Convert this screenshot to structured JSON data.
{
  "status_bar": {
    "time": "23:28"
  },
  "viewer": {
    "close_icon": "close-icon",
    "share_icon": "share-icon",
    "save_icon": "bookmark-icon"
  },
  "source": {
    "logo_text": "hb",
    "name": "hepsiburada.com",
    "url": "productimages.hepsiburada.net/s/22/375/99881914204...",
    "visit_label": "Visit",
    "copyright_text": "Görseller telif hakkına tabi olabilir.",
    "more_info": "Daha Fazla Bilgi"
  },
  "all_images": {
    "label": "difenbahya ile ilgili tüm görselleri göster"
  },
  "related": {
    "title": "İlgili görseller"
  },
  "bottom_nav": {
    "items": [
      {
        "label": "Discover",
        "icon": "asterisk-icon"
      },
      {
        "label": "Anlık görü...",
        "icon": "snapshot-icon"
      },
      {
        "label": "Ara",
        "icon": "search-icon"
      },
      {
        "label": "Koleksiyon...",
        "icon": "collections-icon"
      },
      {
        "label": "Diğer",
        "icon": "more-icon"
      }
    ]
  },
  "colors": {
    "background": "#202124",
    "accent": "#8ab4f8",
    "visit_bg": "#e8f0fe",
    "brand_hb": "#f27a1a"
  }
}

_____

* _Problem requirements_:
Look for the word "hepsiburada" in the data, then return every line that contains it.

* _Expected output_:
    "name": "hepsiburada.com",
    "url": "productimages.hepsiburada.net/s/22/375/99881914204...",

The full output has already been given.